The treaty ceremony at the headwaters, led by the RISE Coalition, was followed by remarks from the visiting celebrities alongside Bill McKibben, Dawn Goodwin and Nancy Beaulieau. Participants are now holding space on the easement along the banks of the Mississippi and are prepared to stay.
“For years we have tried to assert our sovereignty and speak out against Line 3. We still have time to save our sacred waters and land – our life sources.” said Dawn Goodwin, co-founder of the RISE Coalition.
As Enbridge prepares to drill below 22 Minnesota rivers and more than 200 water bodies, including the headwaters of the Mississippi River, the movement of water protectors opposing the controversial Line 3 pipeline is growing quickly.

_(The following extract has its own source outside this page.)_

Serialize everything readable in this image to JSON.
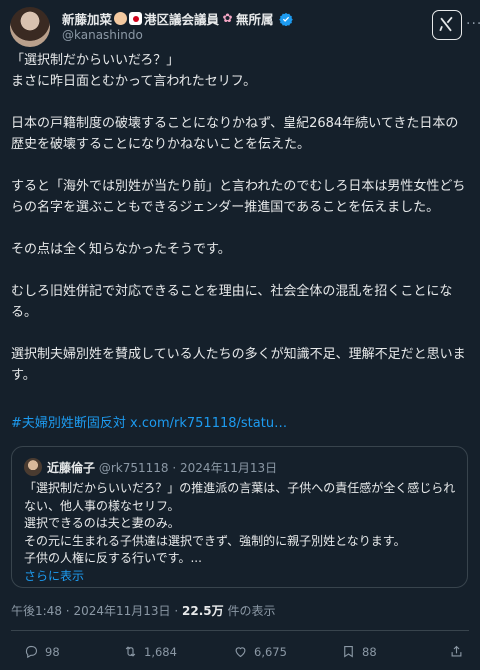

“We called this mobilization the Treaty People Gathering because we are all treaty people. Our non-native allies have a responsibility to stand with us against projects like the Line 3 pipeline that put our Anishinaabe lifeways at risk. Today, we’re taking a stand for our right to hunt, fish, and gather, and for the future of the climate,” said Nancy Beaulieau, Northern Minnesota Organizer with MN350 and co-founder of the RISE coalition.
Anishinaabe tribes and allied groups have been resisting the construction of Line 3 across Minnesota since it was proposed in 2014. Since construction began in December of last year, more than 250 people had already been arrested protesting construction.
On May 26, more than 300 organizations submitted a letter to the Biden Administration calling for President Biden to direct the Army Corps of Engineers to immediately re-evaluate and suspend or revoke Enbridge’s Line 3 Clean Water Act Section 404 permit.
Although Enbridge calls this project a “replacement,” it includes 337 miles of new larger pipe, half of which is in a new corridor crossing more than 200 bodies of water, far from Enbridge’s other pipes.
The new pipeline would initially be able to transport almost twice as much crude oil as existing Line 3.
Tribal governments, climate groups, and the Minnesota State Department of Commerce have sued in state court to revoke the pipeline’s “Certificate of Need,” arguing that the additional oil supply is not needed and the especially carbon-intensive tar sands oil will contribute to catastrophic climate change. Analysis has shown that building Line 3 would unlock the emissions equivalent to building 50 coal plants.